What a performance. On Thursday, the 10th hole at Riviera Country Club wore a beret and wondered, in a boozy voice, if "ze golfair" would be interested in some stimulating postcards. On Friday, the 10th played the teenager with rolled-up sleeves who offered you a cigarette when you were 11. On Saturday, the 10th put on a striped jacket and stood outside a tent extolling the charms of Little Egypt. And on Sunday, when the PGA Championship was ripe for the taking, the 10th wore a trench coat and tried to entice the big hitters with promises of a nuclear device.
Was anyone surprised? Since it was conceived in the 1920s by amateur course designer George Thomas, Riviera's par-4 10th hole has been golf's most notorious tempter. From the back of the championship tee to the middle of the green, it measures 315 yards, making it reachable in one shot by many pros. And if you drive the green of a par-4, as any competent Siren will tell you, you'll be putting for eagle.
Of course, just as most securities dealers don't dwell on the downside of their products, the 10th doesn't like to talk about bogeys and double bogeys. Last week's field made only one eagle at the little hole—Fuzzy Zoeller did it on Sunday—against five double bogeys and one "other."
A hole that diabolical always draws attention, and it was no shock on Thursday to find golf architect Robert Trent Jones Jr. lurking in the 10th's kikuyu-grass rough. "It's an interesting hole," said Jones. "You have to hold on to your hubris. A tactician like Jack Nicklaus would probably never go for it, while a Luftwaffe player like John Daly would probably always go for it."
It's not just the urging of spectators that makes a player reach for his driver on number 10. From the tee, the wide fairway seems crowded with a series of steep-faced bunkers, with each crown of sand lining up in a way that distorts distance perception. A clear channel of fairway, however, suggests a route between the two most distant fairway bunkers to the unprotected left side of the green.
Most players shun the bait and play a long iron or four-wood short of the left fairway bunker. This leaves a 60- to 100-yard wedge shot straight up the extremely shallow green. But using an iron off the tee does not eliminate number 10's terrors, because any position from the center of the fairway to the right rough forces the golfer to play over a deep greenside bunker to a green that slopes away and left. In Thursday's first round, Zoeller made bogey from the right side of the fairway when his high wedge shot bounded over the green into the thick collar grass, a mere 12 feet behind the hole. Sandy Lyle, on the other hand, hit a driver off the tee and made birdie with what he called "an unbelievable 40-yard chip shot" to eight feet from the right rough.

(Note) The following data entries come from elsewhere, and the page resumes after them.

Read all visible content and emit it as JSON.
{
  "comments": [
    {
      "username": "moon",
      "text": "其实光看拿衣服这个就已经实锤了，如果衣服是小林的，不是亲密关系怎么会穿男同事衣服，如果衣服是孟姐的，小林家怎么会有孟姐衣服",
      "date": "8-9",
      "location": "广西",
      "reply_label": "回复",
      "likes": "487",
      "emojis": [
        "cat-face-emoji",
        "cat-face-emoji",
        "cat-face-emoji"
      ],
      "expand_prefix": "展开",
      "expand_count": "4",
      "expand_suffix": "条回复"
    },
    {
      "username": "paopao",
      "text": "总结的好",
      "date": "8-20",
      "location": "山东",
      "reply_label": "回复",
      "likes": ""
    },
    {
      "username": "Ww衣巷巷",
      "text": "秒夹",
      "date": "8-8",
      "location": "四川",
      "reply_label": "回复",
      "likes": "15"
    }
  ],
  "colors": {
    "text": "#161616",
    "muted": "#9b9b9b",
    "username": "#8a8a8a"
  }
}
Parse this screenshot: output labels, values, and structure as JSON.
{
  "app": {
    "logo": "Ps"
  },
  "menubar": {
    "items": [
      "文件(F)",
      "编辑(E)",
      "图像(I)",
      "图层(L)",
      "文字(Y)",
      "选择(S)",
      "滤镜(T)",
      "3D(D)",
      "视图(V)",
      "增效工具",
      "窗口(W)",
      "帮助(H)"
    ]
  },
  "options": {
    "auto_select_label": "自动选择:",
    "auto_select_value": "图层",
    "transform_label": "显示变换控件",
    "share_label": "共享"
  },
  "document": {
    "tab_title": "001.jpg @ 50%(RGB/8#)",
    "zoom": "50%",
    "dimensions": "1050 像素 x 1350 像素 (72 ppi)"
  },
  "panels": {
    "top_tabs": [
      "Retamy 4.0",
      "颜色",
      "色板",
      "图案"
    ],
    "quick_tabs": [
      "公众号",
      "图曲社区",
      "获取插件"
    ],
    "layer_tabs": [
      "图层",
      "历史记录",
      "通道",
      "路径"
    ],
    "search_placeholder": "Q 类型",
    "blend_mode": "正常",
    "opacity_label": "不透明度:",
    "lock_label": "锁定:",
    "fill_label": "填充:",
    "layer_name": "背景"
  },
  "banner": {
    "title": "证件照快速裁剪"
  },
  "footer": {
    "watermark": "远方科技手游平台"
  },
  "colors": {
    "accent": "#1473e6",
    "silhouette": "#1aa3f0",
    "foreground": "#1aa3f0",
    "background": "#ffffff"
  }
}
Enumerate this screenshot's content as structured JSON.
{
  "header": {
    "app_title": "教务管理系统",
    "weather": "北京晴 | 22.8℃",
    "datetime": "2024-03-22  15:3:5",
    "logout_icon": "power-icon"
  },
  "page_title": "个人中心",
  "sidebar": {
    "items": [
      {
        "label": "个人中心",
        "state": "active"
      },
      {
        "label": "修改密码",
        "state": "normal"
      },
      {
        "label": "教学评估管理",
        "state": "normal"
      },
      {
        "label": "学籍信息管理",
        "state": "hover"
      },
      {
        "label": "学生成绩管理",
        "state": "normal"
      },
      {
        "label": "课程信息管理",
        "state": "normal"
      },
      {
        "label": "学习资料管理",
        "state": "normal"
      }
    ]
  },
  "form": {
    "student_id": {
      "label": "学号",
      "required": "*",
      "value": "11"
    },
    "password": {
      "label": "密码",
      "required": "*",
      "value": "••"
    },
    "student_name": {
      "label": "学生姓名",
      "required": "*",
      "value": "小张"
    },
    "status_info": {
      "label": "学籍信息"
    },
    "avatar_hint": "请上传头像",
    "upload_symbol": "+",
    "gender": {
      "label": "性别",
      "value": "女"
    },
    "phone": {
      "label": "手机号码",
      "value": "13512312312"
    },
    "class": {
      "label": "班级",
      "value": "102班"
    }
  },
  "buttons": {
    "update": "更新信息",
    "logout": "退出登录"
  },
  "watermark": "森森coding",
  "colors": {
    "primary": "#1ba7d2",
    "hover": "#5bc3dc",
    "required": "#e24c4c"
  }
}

Others who gambled were not so fortunate. Davis Love III was one over par and worried about missing the cut when he reached the 10th on Thursday. Trying to drive the green, he hooked instead into a downhill lie behind a grove of date palms and red-blossomed coral trees. Love saved par, but he shuffled off the green with his cheeks puffed out and his eyes glazed; he didn't survive the cut. Even less successful with the bold stroke was Phil Mickelson, who on Friday drove into the bunker that fronts the green, took two shots to escape and wound up with a 7.
You would think such a capricious hole would have few friends, but you would be wrong. "It's my alltime favorite drivable par-4," Nicklaus said on Wednesday. Former U.S. Open champion Tom Kite, while conceding that the 10th was not as formidable as usual because Riviera's greens were soft, agreed. "Man, that hole is hard," he said. "I can remember when you'd hit that green with a wedge and the ball would release 20 feet."
If Riviera's number 10 is the most popular drivable par-4, it is by no means the prototype. The classic Scottish courses have par-4s that can be reached in one by modern golfers. The 355-yard 8th hole at Cypress Point also has its admirers—and victims. Short par-4s fell out of favor in the 1950s when clients began asking for 7,000-yard layouts; but now designers are stretching a par-5 or two to squeeze in a reachable 4. "I love 'em," says Jones, who put a drivable par-4 on his Coto de Caza North course in Orange County, Calif. "They're good rhythm changers; the big hitters have to think carefully about the risk."
The nature of that risk can take several forms as long as the hazards are visible. "We'd like the golfer to walk up to the tee with a driver, a four-wood and a five-iron," says golf architect Michael Hurdzan, whose 14th hole at Naples ( Fla.) National is a persistent tease for Zoeller, the resident pro. "Maybe you hit the five-iron after watching the first couple of players drive it into the junk."